■ **Work order**: Lines that include the string "early" are the ones to copy from the entries below.

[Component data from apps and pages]
== Segment start ==

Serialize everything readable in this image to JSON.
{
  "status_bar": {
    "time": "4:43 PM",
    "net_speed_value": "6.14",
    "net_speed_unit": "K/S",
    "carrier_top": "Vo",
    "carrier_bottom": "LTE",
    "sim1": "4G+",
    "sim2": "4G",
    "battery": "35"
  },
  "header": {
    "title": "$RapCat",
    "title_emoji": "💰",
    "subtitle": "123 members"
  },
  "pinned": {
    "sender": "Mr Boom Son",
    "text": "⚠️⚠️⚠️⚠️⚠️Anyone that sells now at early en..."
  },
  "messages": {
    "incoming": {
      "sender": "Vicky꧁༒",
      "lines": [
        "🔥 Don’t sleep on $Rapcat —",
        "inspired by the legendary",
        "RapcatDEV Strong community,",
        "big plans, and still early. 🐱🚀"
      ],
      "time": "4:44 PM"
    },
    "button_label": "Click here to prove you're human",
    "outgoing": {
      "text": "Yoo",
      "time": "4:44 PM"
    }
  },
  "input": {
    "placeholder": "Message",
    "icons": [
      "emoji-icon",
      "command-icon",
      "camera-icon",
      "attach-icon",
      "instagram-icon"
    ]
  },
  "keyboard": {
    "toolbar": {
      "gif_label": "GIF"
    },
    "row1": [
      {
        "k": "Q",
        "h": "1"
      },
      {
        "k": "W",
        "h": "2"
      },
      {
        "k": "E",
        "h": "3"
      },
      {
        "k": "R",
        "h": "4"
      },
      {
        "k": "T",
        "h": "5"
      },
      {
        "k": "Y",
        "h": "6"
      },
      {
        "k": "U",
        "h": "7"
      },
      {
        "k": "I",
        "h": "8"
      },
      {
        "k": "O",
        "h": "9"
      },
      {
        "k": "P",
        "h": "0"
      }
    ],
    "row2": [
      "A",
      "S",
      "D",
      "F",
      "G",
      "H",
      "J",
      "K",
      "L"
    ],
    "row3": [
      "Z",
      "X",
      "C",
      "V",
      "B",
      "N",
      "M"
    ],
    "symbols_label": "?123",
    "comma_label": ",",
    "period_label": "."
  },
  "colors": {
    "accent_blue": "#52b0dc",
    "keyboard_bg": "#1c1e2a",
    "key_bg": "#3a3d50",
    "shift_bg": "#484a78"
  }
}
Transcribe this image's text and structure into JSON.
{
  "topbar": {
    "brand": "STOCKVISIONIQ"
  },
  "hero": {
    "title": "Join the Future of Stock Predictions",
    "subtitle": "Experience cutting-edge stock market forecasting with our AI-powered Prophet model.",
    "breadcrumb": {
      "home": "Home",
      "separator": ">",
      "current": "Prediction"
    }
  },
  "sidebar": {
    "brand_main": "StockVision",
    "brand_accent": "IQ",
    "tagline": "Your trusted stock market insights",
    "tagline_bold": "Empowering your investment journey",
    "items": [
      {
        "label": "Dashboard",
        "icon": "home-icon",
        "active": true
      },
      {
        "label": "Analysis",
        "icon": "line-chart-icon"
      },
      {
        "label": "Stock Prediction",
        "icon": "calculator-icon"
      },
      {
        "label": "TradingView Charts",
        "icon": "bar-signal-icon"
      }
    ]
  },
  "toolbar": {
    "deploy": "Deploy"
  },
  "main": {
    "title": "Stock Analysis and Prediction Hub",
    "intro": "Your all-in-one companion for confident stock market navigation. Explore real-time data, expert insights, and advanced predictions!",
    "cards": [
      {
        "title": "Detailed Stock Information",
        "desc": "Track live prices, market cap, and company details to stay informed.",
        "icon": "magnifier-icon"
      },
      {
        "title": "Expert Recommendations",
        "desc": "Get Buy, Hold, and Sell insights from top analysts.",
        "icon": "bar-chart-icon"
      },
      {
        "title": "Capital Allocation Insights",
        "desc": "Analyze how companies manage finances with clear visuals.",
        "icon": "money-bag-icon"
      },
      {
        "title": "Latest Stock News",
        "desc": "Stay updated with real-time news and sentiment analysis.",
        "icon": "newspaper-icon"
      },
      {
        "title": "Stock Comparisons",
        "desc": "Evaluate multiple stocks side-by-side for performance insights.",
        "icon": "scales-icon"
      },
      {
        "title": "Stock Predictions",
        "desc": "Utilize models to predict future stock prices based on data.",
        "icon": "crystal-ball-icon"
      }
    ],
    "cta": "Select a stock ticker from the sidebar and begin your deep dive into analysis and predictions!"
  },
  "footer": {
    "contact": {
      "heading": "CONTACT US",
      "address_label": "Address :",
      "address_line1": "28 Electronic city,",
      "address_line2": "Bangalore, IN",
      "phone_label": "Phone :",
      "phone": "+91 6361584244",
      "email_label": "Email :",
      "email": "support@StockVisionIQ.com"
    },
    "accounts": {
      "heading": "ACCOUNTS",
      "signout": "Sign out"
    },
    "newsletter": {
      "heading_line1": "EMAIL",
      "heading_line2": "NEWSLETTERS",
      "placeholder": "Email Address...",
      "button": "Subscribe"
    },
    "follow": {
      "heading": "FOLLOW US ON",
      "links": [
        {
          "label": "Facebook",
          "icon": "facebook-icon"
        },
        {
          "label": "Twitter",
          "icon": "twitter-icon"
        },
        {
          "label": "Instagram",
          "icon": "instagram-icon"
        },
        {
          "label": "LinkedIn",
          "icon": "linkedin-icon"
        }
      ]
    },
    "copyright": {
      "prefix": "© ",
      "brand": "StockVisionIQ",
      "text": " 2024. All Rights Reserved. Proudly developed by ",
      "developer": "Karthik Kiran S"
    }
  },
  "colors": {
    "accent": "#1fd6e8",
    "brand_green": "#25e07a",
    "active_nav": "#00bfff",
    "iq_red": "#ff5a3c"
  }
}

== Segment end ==

■ **Solution for this exercise**:
    "text": "⚠️⚠️⚠️⚠️⚠️Anyone that sells now at early en..."
        "big plans, and still early. 🐱🚀"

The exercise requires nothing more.